[JURIST] An Iranian appeals court has upheld [AFP report] the acquittal [JURIST report] of the intelligence agent who was accused of murdering Iranian-Canadian photojournalist Zahra Kazemi [CBC backgrounder], lawyers said Wednesday. Kazemi died in 2003, while being detained for photographing a demonstration outside a Tehran prison; evidence of torture and rape surfaced after her death [JURIST report]. Mohammad Reza Aghdam Ahmadi, the intelligence agent accused of Kazemi's murder, was acquitted last year and her family supported his innocence through the appeals process, claiming that a judiciary officer is the real murderer and alleging a cover-up by the government. In addition to upholding Ahmadi's acquittal, the court also ordered that the case be reopened, due to the possibility that other people were involved in Kazemi's death. The case has severely strained relations between Iran and Canada.

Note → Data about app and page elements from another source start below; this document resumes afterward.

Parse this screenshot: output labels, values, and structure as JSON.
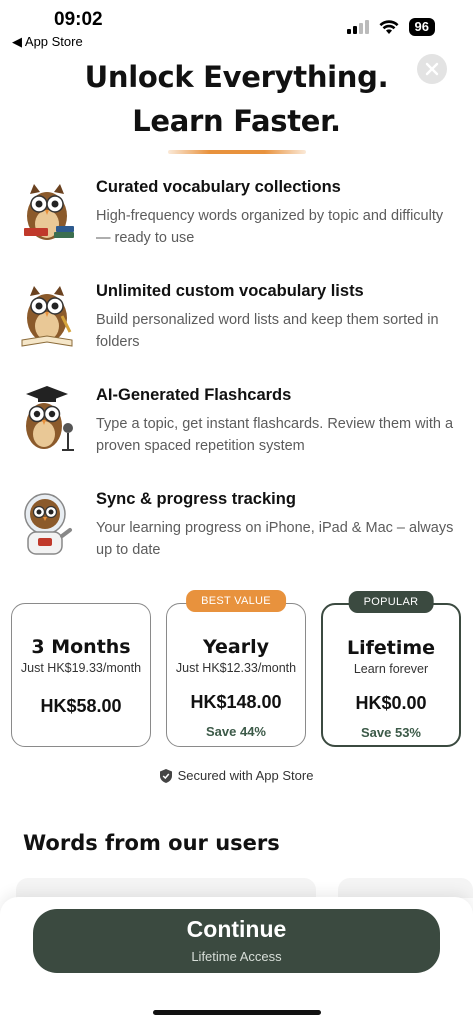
{
  "status_bar": {
    "time": "09:02",
    "back_label": "◀ App Store",
    "battery": "96",
    "icons": [
      "signal-icon",
      "wifi-icon",
      "battery-icon"
    ]
  },
  "header": {
    "title_line1": "Unlock Everything.",
    "title_line2": "Learn Faster.",
    "accent_color": "#e8923d"
  },
  "features": [
    {
      "title": "Curated vocabulary collections",
      "desc": "High-frequency words organized by topic and difficulty — ready to use",
      "icon": "owl-reading-icon"
    },
    {
      "title": "Unlimited custom vocabulary lists",
      "desc": "Build personalized word lists and keep them sorted in folders",
      "icon": "owl-writing-icon"
    },
    {
      "title": "AI-Generated Flashcards",
      "desc": "Type a topic, get instant flashcards. Review them with a proven spaced repetition system",
      "icon": "owl-graduate-icon"
    },
    {
      "title": "Sync & progress tracking",
      "desc": "Your learning progress on iPhone, iPad & Mac – always up to date",
      "icon": "owl-astronaut-icon"
    }
  ],
  "plans": [
    {
      "name": "3 Months",
      "sub": "Just HK$19.33/month",
      "price": "HK$58.00",
      "save": "",
      "badge": ""
    },
    {
      "name": "Yearly",
      "sub": "Just HK$12.33/month",
      "price": "HK$148.00",
      "save": "Save 44%",
      "badge": "BEST VALUE"
    },
    {
      "name": "Lifetime",
      "sub": "Learn forever",
      "price": "HK$0.00",
      "save": "Save 53%",
      "badge": "POPULAR"
    }
  ],
  "secured_text": "Secured with App Store",
  "reviews_title": "Words from our users",
  "cta": {
    "label": "Continue",
    "sublabel": "Lifetime Access",
    "color": "#3b4a40"
  }
}
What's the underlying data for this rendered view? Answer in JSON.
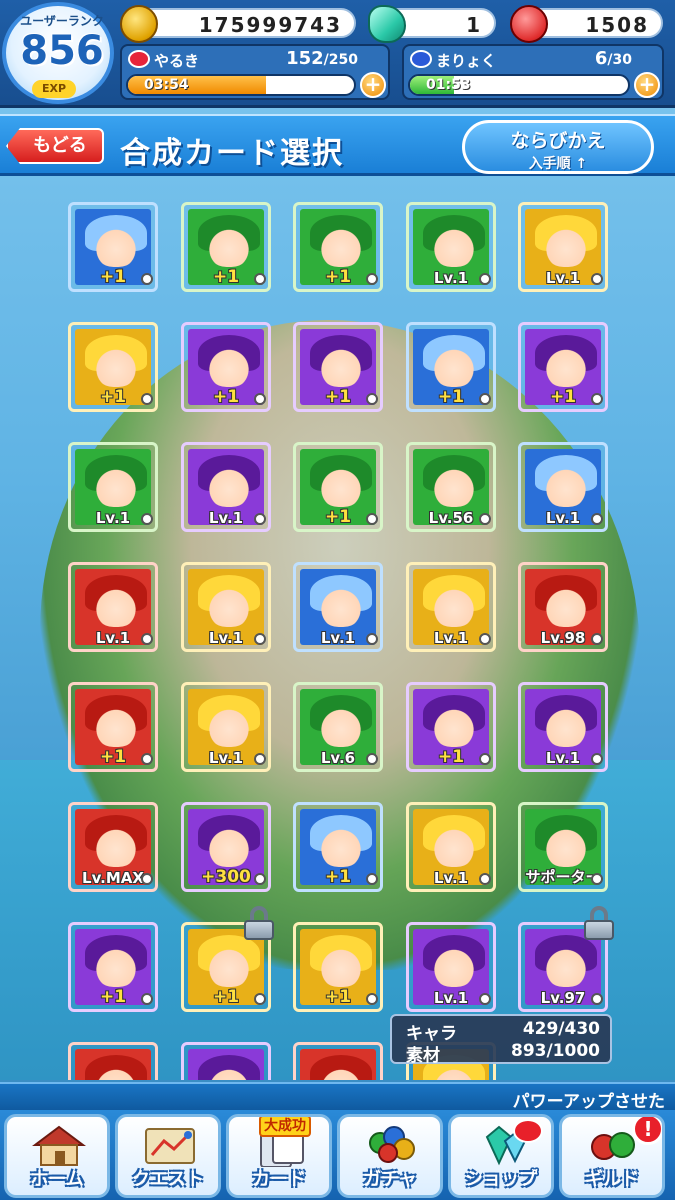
{
  "status": {
    "rank_label": "ユーザーランク",
    "rank": "856",
    "exp_label": "EXP",
    "coins": "175999743",
    "gems": "1",
    "tickets": "1508",
    "yaruki_label": "やるき",
    "yaruki_value": "152",
    "yaruki_max": "/250",
    "yaruki_timer": "03:54",
    "yaruki_fill": 0.61,
    "mana_label": "まりょく",
    "mana_value": "6",
    "mana_max": "/30",
    "mana_timer": "01:53",
    "mana_fill": 0.2,
    "plus": "+"
  },
  "header": {
    "back": "もどる",
    "title": "合成カード選択",
    "sort_label": "ならびかえ",
    "sort_order": "入手順 ↑"
  },
  "cards": [
    {
      "color": "water",
      "label": "+1"
    },
    {
      "color": "wood",
      "label": "+1"
    },
    {
      "color": "wood",
      "label": "+1"
    },
    {
      "color": "wood",
      "label": "Lv.1"
    },
    {
      "color": "light",
      "label": "Lv.1"
    },
    {
      "color": "light",
      "label": "+1"
    },
    {
      "color": "dark",
      "label": "+1"
    },
    {
      "color": "dark",
      "label": "+1"
    },
    {
      "color": "water",
      "label": "+1"
    },
    {
      "color": "dark",
      "label": "+1"
    },
    {
      "color": "wood",
      "label": "Lv.1"
    },
    {
      "color": "dark",
      "label": "Lv.1"
    },
    {
      "color": "wood",
      "label": "+1"
    },
    {
      "color": "wood",
      "label": "Lv.56"
    },
    {
      "color": "water",
      "label": "Lv.1"
    },
    {
      "color": "fire",
      "label": "Lv.1"
    },
    {
      "color": "light",
      "label": "Lv.1"
    },
    {
      "color": "water",
      "label": "Lv.1"
    },
    {
      "color": "light",
      "label": "Lv.1"
    },
    {
      "color": "fire",
      "label": "Lv.98"
    },
    {
      "color": "fire",
      "label": "+1"
    },
    {
      "color": "light",
      "label": "Lv.1"
    },
    {
      "color": "wood",
      "label": "Lv.6"
    },
    {
      "color": "dark",
      "label": "+1"
    },
    {
      "color": "dark",
      "label": "Lv.1"
    },
    {
      "color": "fire",
      "label": "Lv.MAX"
    },
    {
      "color": "dark",
      "label": "+300"
    },
    {
      "color": "water",
      "label": "+1"
    },
    {
      "color": "light",
      "label": "Lv.1"
    },
    {
      "color": "wood",
      "label": "サポーター"
    },
    {
      "color": "dark",
      "label": "+1"
    },
    {
      "color": "light",
      "label": "+1"
    },
    {
      "color": "light",
      "label": "+1"
    },
    {
      "color": "dark",
      "label": "Lv.1"
    },
    {
      "color": "dark",
      "label": "Lv.97"
    },
    {
      "color": "fire",
      "label": ""
    },
    {
      "color": "dark",
      "label": ""
    },
    {
      "color": "fire",
      "label": ""
    },
    {
      "color": "light",
      "label": ""
    }
  ],
  "counts": {
    "chara_label": "キャラ",
    "chara_value": "429/430",
    "material_label": "素材",
    "material_value": "893/1000"
  },
  "hint": "パワーアップさせた",
  "nav": [
    {
      "label": "ホーム",
      "icon": "house-icon"
    },
    {
      "label": "クエスト",
      "icon": "map-icon"
    },
    {
      "label": "カード",
      "icon": "card-icon",
      "badge": "大成功"
    },
    {
      "label": "ガチャ",
      "icon": "gacha-icon"
    },
    {
      "label": "ショップ",
      "icon": "gem-icon"
    },
    {
      "label": "ギルド",
      "icon": "guild-icon",
      "alert": "!"
    }
  ],
  "colors": {
    "water": "#2a6fd8",
    "wood": "#2fae3a",
    "fire": "#d8342a",
    "light": "#e8b018",
    "dark": "#8a3ad8"
  }
}
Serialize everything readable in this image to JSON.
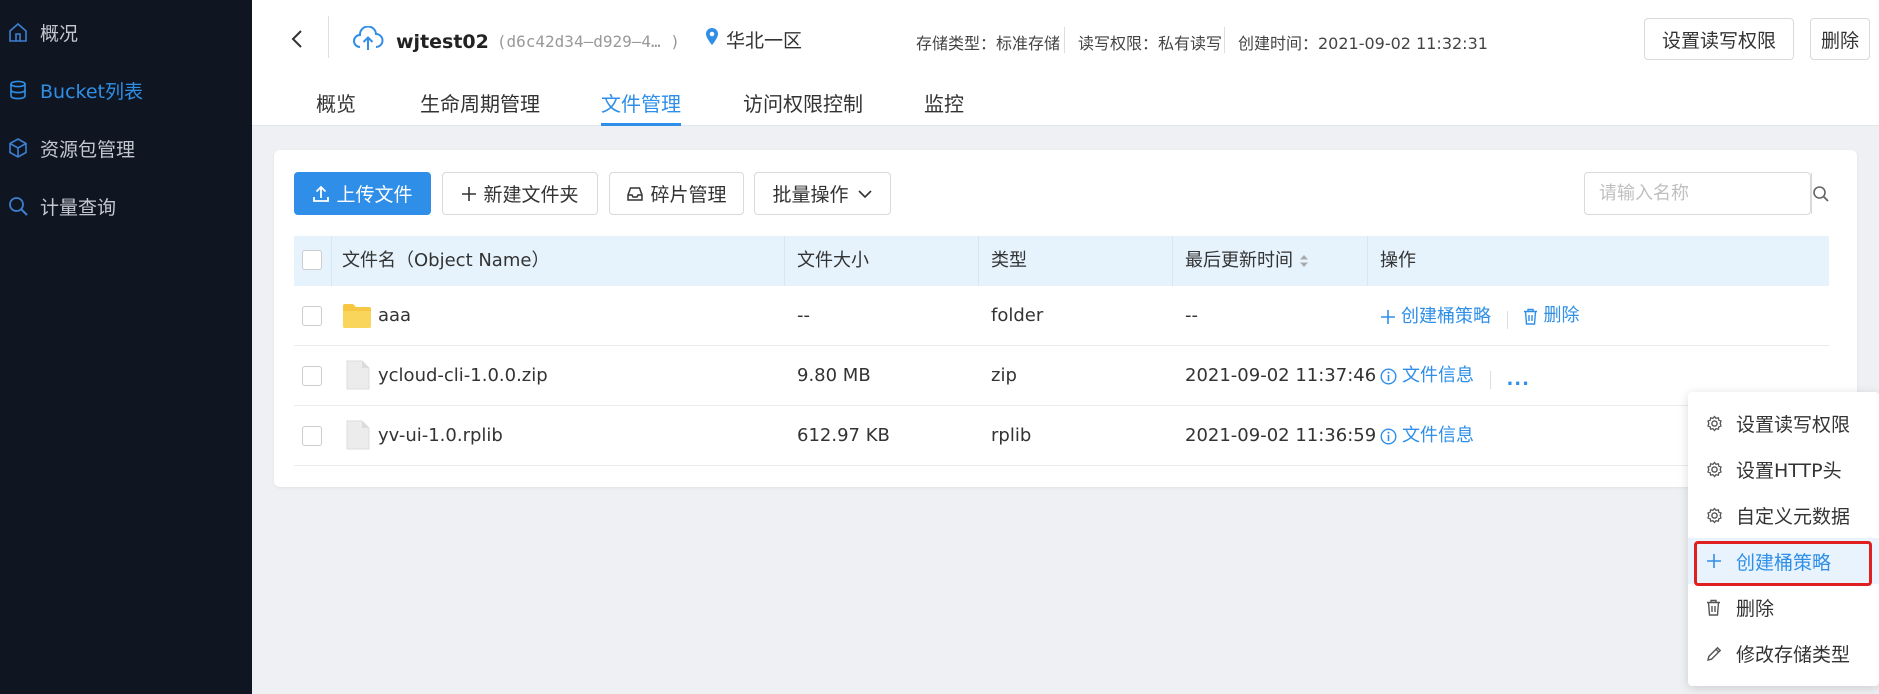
{
  "sidebar": {
    "items": [
      {
        "label": "概况",
        "icon": "home-icon",
        "active": false
      },
      {
        "label": "Bucket列表",
        "icon": "database-icon",
        "active": true
      },
      {
        "label": "资源包管理",
        "icon": "cube-icon",
        "active": false
      },
      {
        "label": "计量查询",
        "icon": "search-icon",
        "active": false
      }
    ]
  },
  "header": {
    "bucket_name": "wjtest02",
    "bucket_id": "(d6c42d34–d929–4… )",
    "region": "华北一区",
    "storage_type": "存储类型：标准存储",
    "read_write": "读写权限：私有读写",
    "created": "创建时间：2021-09-02 11:32:31",
    "set_permission_btn": "设置读写权限",
    "delete_btn": "删除"
  },
  "tabs": [
    {
      "label": "概览",
      "active": false
    },
    {
      "label": "生命周期管理",
      "active": false
    },
    {
      "label": "文件管理",
      "active": true
    },
    {
      "label": "访问权限控制",
      "active": false
    },
    {
      "label": "监控",
      "active": false
    }
  ],
  "toolbar": {
    "upload": "上传文件",
    "new_folder": "新建文件夹",
    "fragments": "碎片管理",
    "batch": "批量操作",
    "search_placeholder": "请输入名称"
  },
  "table": {
    "headers": {
      "name": "文件名（Object Name）",
      "size": "文件大小",
      "type": "类型",
      "updated": "最后更新时间",
      "ops": "操作"
    },
    "rows": [
      {
        "name": "aaa",
        "size": "--",
        "type": "folder",
        "updated": "--",
        "op1": "创建桶策略",
        "op2": "删除"
      },
      {
        "name": "ycloud-cli-1.0.0.zip",
        "size": "9.80 MB",
        "type": "zip",
        "updated": "2021-09-02 11:37:46",
        "op1": "文件信息",
        "op2": "..."
      },
      {
        "name": "yv-ui-1.0.rplib",
        "size": "612.97 KB",
        "type": "rplib",
        "updated": "2021-09-02 11:36:59",
        "op1": "文件信息",
        "op2": ""
      }
    ]
  },
  "dropdown": {
    "items": [
      {
        "label": "设置读写权限",
        "icon": "gear-icon"
      },
      {
        "label": "设置HTTP头",
        "icon": "gear-icon"
      },
      {
        "label": "自定义元数据",
        "icon": "gear-icon"
      },
      {
        "label": "创建桶策略",
        "icon": "plus-icon"
      },
      {
        "label": "删除",
        "icon": "trash-icon"
      },
      {
        "label": "修改存储类型",
        "icon": "pencil-icon"
      }
    ]
  },
  "colors": {
    "accent": "#2f8fe8",
    "sidebar_bg": "#0f1621",
    "highlight_border": "#e02020",
    "folder": "#f7c744"
  }
}
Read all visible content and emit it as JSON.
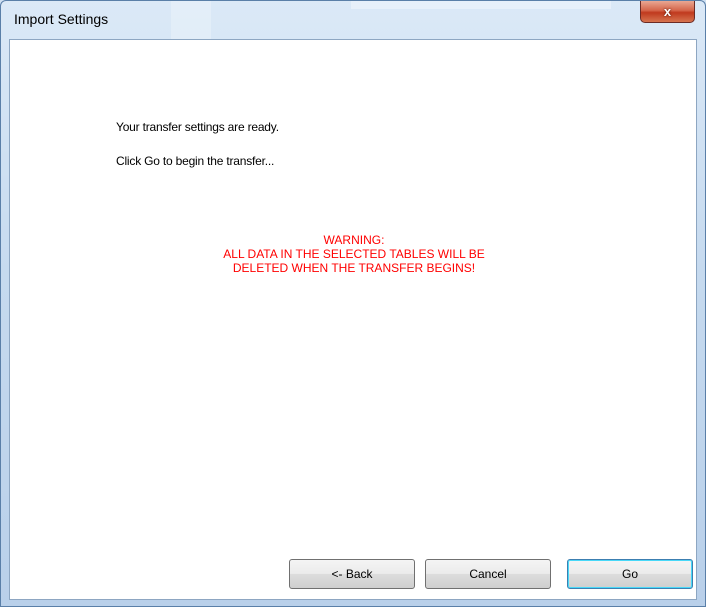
{
  "window": {
    "title": "Import Settings",
    "close_symbol": "x"
  },
  "content": {
    "line1": "Your transfer settings are ready.",
    "line2": "Click Go to begin the transfer...",
    "warning": {
      "heading": "WARNING:",
      "line1": "ALL DATA IN THE SELECTED TABLES WILL BE",
      "line2": "DELETED WHEN THE TRANSFER BEGINS!",
      "color": "#ff0000"
    }
  },
  "buttons": {
    "back": "<- Back",
    "cancel": "Cancel",
    "go": "Go"
  }
}
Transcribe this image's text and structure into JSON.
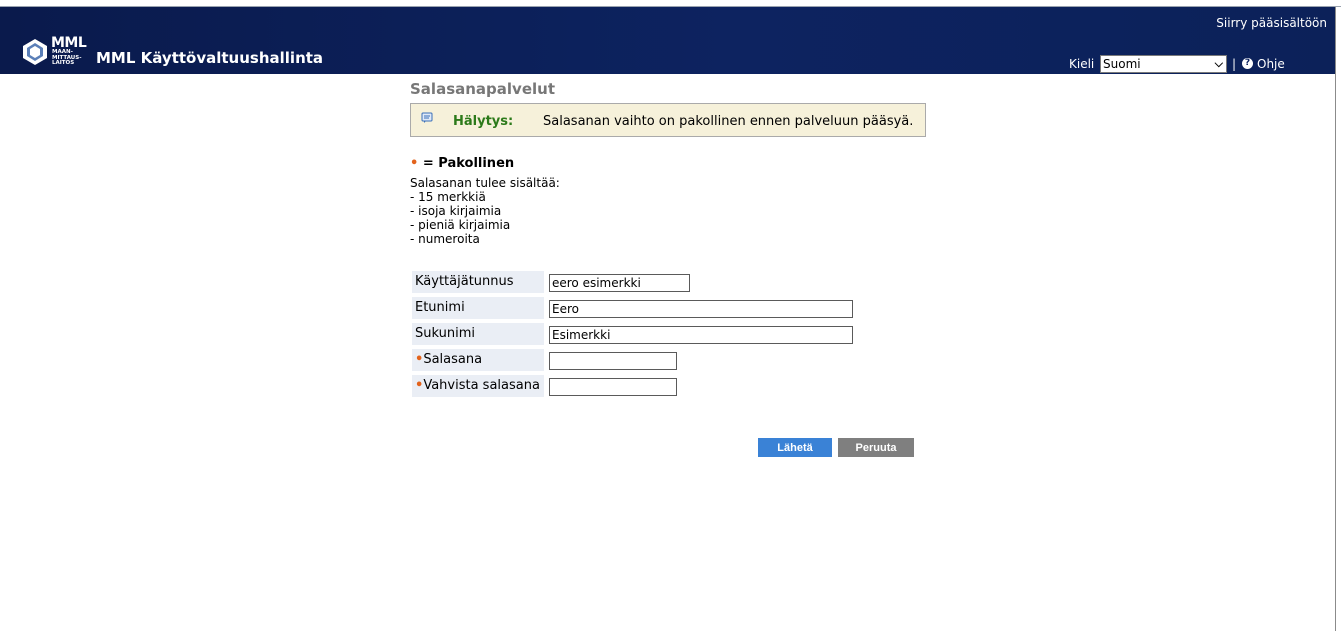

Earlier this year, Iran denied Canada's demands for her body [JURIST report], saying Canada had no authority since Iran does not recognize dual nationality. CBC News has more. From Iran, IRNA has local coverage.
Previously in JURIST's Paper Chase...
- Iran arrests lawyer investigating death of Canadian photojournalist
- Iranian court refuses to reopen investigation into journalist death
- Doctor says photojournalist killed in Iranian detention was tortured, raped
- Acquittal in Kazemi death appealed
- Appeal can be made on Kazemi ruling, Iranian official says
- Iranian judiciary calls Canadian photojournalist's death an accident
- UN experts call on Iran to observe human rights norms in Kazemi trial